Entries from a dataset of interfaces
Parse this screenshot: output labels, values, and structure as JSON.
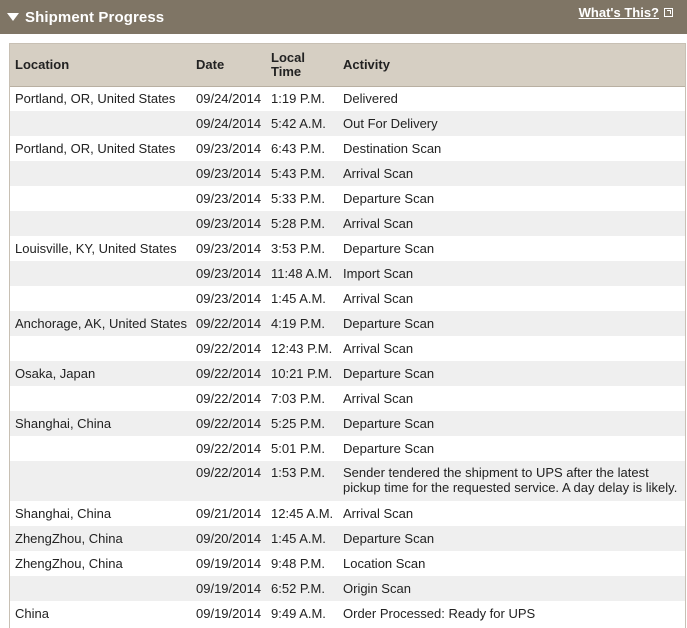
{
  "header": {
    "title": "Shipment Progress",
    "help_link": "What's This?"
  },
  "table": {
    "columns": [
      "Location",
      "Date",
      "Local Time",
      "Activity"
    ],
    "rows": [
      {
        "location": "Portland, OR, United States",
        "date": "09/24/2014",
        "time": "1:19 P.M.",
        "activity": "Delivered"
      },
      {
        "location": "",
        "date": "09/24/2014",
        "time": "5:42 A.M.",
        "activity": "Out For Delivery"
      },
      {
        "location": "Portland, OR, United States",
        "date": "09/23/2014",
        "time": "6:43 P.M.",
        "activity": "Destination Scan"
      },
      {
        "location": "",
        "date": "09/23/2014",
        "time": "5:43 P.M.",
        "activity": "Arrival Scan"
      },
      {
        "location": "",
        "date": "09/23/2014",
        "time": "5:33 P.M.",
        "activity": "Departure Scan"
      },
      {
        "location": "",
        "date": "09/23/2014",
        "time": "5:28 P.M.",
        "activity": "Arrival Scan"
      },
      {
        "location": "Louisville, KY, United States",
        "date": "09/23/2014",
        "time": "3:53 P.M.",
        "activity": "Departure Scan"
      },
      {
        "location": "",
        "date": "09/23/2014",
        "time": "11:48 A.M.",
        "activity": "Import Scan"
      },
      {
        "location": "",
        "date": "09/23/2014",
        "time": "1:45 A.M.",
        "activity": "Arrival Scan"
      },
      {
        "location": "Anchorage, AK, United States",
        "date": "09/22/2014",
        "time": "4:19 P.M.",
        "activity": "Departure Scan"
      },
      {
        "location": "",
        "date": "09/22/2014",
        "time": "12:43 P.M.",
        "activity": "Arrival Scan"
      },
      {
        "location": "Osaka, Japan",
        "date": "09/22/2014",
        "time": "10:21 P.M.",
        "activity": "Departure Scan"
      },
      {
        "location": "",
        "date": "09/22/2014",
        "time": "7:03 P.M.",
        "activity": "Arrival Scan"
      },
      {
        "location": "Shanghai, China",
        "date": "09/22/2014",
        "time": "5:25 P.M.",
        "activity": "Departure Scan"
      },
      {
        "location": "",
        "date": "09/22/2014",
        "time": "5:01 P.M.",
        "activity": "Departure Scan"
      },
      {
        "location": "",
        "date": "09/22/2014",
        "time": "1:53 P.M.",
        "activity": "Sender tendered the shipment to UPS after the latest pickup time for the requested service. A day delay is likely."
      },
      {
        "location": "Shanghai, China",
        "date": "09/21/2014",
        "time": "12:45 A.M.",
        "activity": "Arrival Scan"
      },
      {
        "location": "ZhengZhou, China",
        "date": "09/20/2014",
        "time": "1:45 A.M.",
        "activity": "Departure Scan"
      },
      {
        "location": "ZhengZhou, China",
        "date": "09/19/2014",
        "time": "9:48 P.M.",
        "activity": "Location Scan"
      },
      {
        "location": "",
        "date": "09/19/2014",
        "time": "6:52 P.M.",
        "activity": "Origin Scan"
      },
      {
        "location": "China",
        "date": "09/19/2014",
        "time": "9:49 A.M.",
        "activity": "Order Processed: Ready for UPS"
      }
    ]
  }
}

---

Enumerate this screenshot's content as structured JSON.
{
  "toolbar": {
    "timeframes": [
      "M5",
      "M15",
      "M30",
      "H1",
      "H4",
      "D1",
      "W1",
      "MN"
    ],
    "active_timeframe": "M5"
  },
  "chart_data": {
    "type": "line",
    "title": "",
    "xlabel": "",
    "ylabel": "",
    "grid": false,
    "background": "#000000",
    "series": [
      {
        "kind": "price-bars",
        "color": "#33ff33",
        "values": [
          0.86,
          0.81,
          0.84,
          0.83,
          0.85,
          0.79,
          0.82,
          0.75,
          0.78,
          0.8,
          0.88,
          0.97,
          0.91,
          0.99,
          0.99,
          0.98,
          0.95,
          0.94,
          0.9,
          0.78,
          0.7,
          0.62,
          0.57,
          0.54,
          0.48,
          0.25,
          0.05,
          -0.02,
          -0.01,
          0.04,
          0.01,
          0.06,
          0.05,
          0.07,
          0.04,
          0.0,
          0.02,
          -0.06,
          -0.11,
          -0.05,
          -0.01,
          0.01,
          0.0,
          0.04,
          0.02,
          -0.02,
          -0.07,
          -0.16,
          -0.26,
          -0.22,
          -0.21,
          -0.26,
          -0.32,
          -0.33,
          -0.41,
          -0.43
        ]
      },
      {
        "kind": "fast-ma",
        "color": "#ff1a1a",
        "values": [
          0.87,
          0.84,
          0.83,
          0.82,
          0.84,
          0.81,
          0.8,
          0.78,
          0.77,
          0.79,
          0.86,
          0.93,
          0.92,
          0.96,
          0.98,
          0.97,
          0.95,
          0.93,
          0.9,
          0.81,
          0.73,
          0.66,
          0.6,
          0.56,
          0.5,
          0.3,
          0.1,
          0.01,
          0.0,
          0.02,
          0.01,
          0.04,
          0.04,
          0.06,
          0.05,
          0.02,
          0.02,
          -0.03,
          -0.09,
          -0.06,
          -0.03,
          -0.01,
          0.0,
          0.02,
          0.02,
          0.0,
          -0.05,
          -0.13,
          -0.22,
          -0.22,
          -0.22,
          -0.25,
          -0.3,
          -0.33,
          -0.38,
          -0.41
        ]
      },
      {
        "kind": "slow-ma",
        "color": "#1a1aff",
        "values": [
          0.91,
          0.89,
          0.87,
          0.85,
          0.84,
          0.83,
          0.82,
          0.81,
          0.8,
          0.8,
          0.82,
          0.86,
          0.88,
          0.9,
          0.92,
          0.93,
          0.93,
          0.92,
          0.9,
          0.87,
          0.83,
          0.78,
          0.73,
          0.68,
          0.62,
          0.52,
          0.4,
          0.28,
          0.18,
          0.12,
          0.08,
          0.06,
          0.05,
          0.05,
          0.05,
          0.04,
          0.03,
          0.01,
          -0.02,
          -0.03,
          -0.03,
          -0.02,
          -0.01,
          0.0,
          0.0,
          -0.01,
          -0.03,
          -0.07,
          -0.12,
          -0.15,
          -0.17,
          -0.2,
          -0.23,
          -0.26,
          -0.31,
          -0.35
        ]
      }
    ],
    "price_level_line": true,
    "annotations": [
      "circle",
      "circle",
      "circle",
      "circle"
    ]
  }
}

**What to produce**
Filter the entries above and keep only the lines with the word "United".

**Your response**
        "location": "Portland, OR, United States",
        "location": "Portland, OR, United States",
        "location": "Louisville, KY, United States",
        "location": "Anchorage, AK, United States",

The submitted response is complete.